Make an exact copy of the records, with the pictures left out.

==== Data listing

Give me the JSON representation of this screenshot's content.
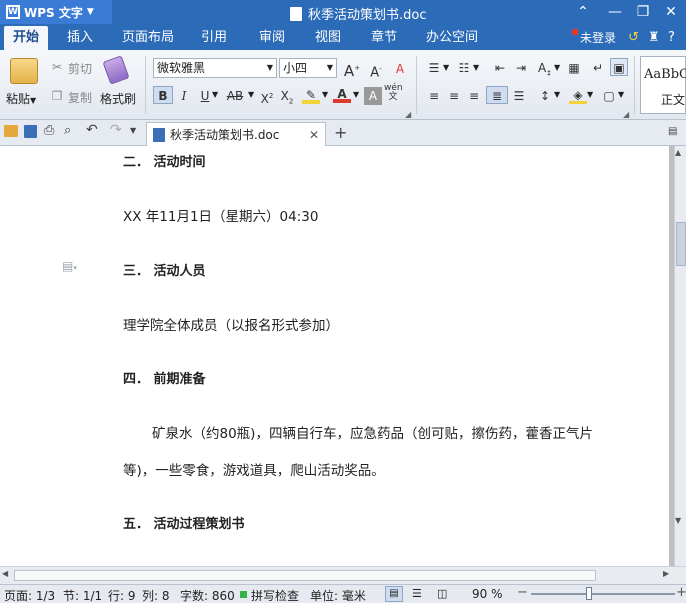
{
  "app": {
    "name": "WPS 文字",
    "doc_title": "秋季活动策划书.doc",
    "login": "未登录"
  },
  "menu": [
    "开始",
    "插入",
    "页面布局",
    "引用",
    "审阅",
    "视图",
    "章节",
    "办公空间"
  ],
  "ribbon": {
    "paste": "粘贴",
    "cut": "剪切",
    "copy": "复制",
    "format_painter": "格式刷",
    "font_name": "微软雅黑",
    "font_size": "小四",
    "style_preview": "AaBbC",
    "style_name": "正文"
  },
  "doc_tab": {
    "title": "秋季活动策划书.doc"
  },
  "document": {
    "h2": "二．   活动时间",
    "time": "XX 年11月1日（星期六）04:30",
    "h3": "三．   活动人员",
    "people": "理学院全体成员（以报名形式参加）",
    "h4": "四．   前期准备",
    "prep1": "矿泉水（约80瓶)，四辆自行车，应急药品（创可贴，擦伤药，藿香正气片",
    "prep2": "等)，一些零食，游戏道具，爬山活动奖品。",
    "h5": "五．   活动过程策划书"
  },
  "status": {
    "page": "页面: 1/3",
    "section": "节: 1/1",
    "row": "行: 9",
    "col": "列: 8",
    "words": "字数: 860",
    "spell": "拼写检查",
    "unit": "单位: 毫米",
    "zoom": "90 %"
  },
  "colors": {
    "title_bar": "#2c6bb8",
    "accent": "#3a7bd5",
    "font_red": "#e03a2f",
    "highlight": "#f3d23a"
  }
}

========

Answer box:
Give me the JSON representation of this screenshot's content.
{
  "app": {
    "name": "WPS 文字",
    "doc_title": "秋季活动策划书.doc",
    "login": "未登录"
  },
  "menu": [
    "开始",
    "插入",
    "页面布局",
    "引用",
    "审阅",
    "视图",
    "章节",
    "办公空间"
  ],
  "ribbon": {
    "paste": "粘贴",
    "cut": "剪切",
    "copy": "复制",
    "format_painter": "格式刷",
    "font_name": "微软雅黑",
    "font_size": "小四",
    "style_preview": "AaBbC",
    "style_name": "正文"
  },
  "doc_tab": {
    "title": "秋季活动策划书.doc"
  },
  "document": {
    "h2": "二．   活动时间",
    "time": "XX 年11月1日（星期六）04:30",
    "h3": "三．   活动人员",
    "people": "理学院全体成员（以报名形式参加）",
    "h4": "四．   前期准备",
    "prep1": "矿泉水（约80瓶)，四辆自行车，应急药品（创可贴，擦伤药，藿香正气片",
    "prep2": "等)，一些零食，游戏道具，爬山活动奖品。",
    "h5": "五．   活动过程策划书"
  },
  "status": {
    "page": "页面: 1/3",
    "section": "节: 1/1",
    "row": "行: 9",
    "col": "列: 8",
    "words": "字数: 860",
    "spell": "拼写检查",
    "unit": "单位: 毫米",
    "zoom": "90 %"
  },
  "colors": {
    "title_bar": "#2c6bb8",
    "accent": "#3a7bd5",
    "font_red": "#e03a2f",
    "highlight": "#f3d23a"
  }
}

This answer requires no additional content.